REQUIRED ACTION: Provide the entries once more, identical in every word.

DATASET EXTRACT START

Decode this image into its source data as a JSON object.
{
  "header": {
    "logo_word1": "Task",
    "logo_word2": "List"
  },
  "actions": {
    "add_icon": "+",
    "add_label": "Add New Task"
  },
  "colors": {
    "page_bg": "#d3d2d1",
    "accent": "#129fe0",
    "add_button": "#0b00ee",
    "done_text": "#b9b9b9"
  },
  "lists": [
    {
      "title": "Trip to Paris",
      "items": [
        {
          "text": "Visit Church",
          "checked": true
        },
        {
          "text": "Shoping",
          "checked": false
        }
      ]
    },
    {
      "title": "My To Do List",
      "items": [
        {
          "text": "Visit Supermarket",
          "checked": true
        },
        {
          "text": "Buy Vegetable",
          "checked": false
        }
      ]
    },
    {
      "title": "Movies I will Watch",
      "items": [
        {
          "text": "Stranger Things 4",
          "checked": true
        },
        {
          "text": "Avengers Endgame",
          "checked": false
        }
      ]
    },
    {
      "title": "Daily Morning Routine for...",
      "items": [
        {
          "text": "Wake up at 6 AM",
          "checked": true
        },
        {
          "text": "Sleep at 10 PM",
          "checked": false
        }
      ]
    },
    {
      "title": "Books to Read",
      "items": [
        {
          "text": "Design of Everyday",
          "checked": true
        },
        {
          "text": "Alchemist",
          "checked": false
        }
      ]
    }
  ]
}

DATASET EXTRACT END

WRITTEN RESPONSE:
Decode this image into its source data as a JSON object.
{
  "header": {
    "logo_word1": "Task",
    "logo_word2": "List"
  },
  "actions": {
    "add_icon": "+",
    "add_label": "Add New Task"
  },
  "colors": {
    "page_bg": "#d3d2d1",
    "accent": "#129fe0",
    "add_button": "#0b00ee",
    "done_text": "#b9b9b9"
  },
  "lists": [
    {
      "title": "Trip to Paris",
      "items": [
        {
          "text": "Visit Church",
          "checked": true
        },
        {
          "text": "Shoping",
          "checked": false
        }
      ]
    },
    {
      "title": "My To Do List",
      "items": [
        {
          "text": "Visit Supermarket",
          "checked": true
        },
        {
          "text": "Buy Vegetable",
          "checked": false
        }
      ]
    },
    {
      "title": "Movies I will Watch",
      "items": [
        {
          "text": "Stranger Things 4",
          "checked": true
        },
        {
          "text": "Avengers Endgame",
          "checked": false
        }
      ]
    },
    {
      "title": "Daily Morning Routine for...",
      "items": [
        {
          "text": "Wake up at 6 AM",
          "checked": true
        },
        {
          "text": "Sleep at 10 PM",
          "checked": false
        }
      ]
    },
    {
      "title": "Books to Read",
      "items": [
        {
          "text": "Design of Everyday",
          "checked": true
        },
        {
          "text": "Alchemist",
          "checked": false
        }
      ]
    }
  ]
}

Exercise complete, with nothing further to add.